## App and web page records
* * * *
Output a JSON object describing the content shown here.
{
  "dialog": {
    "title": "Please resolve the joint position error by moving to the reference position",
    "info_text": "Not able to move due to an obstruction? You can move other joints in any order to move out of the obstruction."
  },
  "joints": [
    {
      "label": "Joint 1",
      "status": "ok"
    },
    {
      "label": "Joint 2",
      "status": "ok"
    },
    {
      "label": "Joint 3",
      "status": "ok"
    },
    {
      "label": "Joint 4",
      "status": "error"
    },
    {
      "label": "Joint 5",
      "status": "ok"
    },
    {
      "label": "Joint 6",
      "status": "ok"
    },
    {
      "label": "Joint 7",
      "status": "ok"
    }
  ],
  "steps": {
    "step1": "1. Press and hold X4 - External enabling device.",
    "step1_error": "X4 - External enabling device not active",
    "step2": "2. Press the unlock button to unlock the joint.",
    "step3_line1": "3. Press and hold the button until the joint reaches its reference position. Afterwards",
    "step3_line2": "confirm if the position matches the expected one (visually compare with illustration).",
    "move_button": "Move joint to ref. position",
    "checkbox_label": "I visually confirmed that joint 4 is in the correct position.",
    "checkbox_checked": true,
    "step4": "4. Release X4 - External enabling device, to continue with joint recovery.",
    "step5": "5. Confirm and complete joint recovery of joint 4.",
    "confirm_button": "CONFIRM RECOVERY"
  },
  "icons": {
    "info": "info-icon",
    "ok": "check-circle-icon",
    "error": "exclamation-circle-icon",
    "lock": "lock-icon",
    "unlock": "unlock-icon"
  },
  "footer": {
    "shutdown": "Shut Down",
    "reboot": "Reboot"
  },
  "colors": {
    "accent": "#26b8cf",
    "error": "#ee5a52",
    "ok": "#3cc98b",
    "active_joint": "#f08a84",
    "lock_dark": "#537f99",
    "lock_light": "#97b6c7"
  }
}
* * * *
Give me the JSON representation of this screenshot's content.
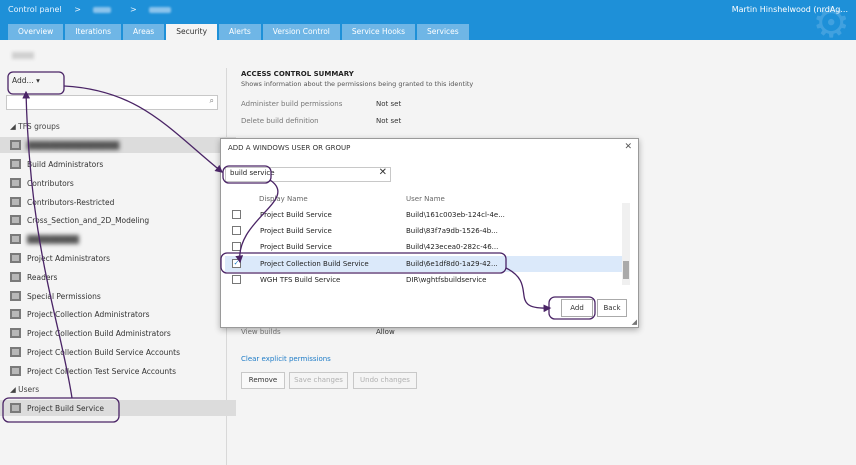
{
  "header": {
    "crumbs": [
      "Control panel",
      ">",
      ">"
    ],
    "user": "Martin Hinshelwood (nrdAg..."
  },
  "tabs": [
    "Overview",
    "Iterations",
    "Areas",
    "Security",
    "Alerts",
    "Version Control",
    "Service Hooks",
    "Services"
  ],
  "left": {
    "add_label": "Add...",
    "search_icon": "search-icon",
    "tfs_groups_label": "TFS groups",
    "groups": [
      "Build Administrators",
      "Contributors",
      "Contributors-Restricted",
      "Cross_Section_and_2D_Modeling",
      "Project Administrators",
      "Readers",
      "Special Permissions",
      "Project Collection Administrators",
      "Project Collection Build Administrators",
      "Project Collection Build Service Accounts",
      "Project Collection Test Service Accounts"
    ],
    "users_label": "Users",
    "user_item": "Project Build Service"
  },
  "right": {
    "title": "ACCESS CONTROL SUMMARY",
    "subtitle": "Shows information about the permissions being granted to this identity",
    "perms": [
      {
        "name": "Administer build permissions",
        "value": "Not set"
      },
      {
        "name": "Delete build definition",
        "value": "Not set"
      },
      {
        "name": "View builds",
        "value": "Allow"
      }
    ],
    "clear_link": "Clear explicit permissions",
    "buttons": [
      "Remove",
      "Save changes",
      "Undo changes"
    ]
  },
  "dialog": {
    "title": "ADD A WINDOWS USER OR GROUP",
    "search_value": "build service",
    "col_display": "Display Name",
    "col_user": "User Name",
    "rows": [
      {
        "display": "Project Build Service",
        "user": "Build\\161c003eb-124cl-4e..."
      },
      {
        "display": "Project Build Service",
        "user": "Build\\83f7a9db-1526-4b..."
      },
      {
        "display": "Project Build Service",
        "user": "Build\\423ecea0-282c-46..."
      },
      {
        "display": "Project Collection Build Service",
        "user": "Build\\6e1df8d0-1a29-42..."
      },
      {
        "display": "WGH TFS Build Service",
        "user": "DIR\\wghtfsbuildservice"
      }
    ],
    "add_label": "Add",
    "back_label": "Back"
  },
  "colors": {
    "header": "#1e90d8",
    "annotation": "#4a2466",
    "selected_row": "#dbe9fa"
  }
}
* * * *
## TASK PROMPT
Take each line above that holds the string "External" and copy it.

## FINAL ANSWER
    "step1": "1. Press and hold X4 - External enabling device.",
    "step1_error": "X4 - External enabling device not active",
    "step4": "4. Release X4 - External enabling device, to continue with joint recovery.",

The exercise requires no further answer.